It’s that time of year where even with the occasional nice day of weather, there has been a lot of snow, ice and slush.

Depending on where you live in Illinois, there are different laws about whether or not you have to shovel.  There are also different outcomes when it comes to falling on ice and getting hurt on someone else’s property.

Generally speaking, if you fall as the result of the “natural accumulation” of snow and ice, the property owner will not be held responsible.  In other words, if it snows overnight and the Jewel parking lot is icy, they likely won’t be at fault if you fall.  Property owners aren’t always required to clear snow or ice and certainly aren’t required to do it as it’s happening.

In Chicago residential homeowners can face a fine for not shoveling, whereas business owners can be sued by you if you fall and get injured.  The City of Chicago requires that if snow stops coming down before 4 p.m. you have three hours to clear it. If the snow stops falling after 4 p.m., you have to clear before 10 a.m. on the next day. No shoveling is required on Sundays. You are required to clear a 5-foot wide path along the sidewalk, where conditions allow.

In most cities outside of Chicago you aren’t required to shovel, but can’t create a hazardous condition or ignore defects the snow and ice cause.

So what is an un-natural accumulation?  The most common example would be ice that forms because it came down off of an awning or a gutter.  Those things are man made and added to properties.  If they create a hazard, you’d likely be successful in suing the property owner for an injury from a fall. On the other hand, if you fall from water that is dragged in to stores off of shoes, you’d have a harder time prevailing.  Store owners are not required to continuously mop.

If you are hurt as the result of a fall on snow or ice, this is what attorneys we work with want you to think about:

1. Get medical treatment right away if you need it.

2. Have someone take a photo or video of the area where you fell right away. You have to prove that you fell due to some negligent or hazardous condition.
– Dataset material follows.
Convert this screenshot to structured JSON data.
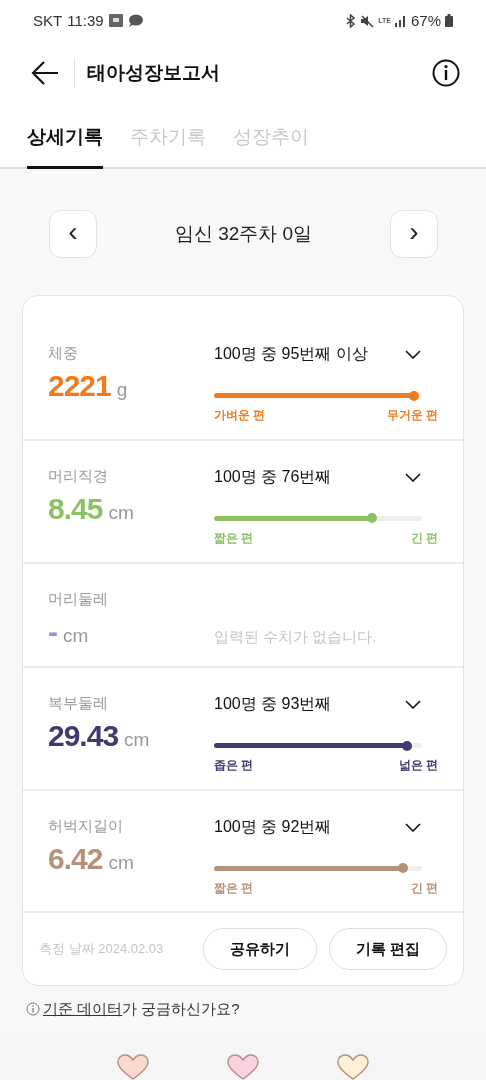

It’s hard to do this when you are on the ground with a broken ankle, we get it. To the extent you can though, have someone document the area  where you fell right away.

3. Talk to an attorney who understands the Chicago ordinance and/or the Illinois Snow and Ice Removal Act.  An experienced lawyer can certainly be the difference between winning and losing a case or even the difference of tens of thousands of dollars when a case settles.

If you have any questions or want a referral to a lawyer with a track record of success in these cases, please call us any time, for free at 312-346-5320.  We help everywhere in Illinois.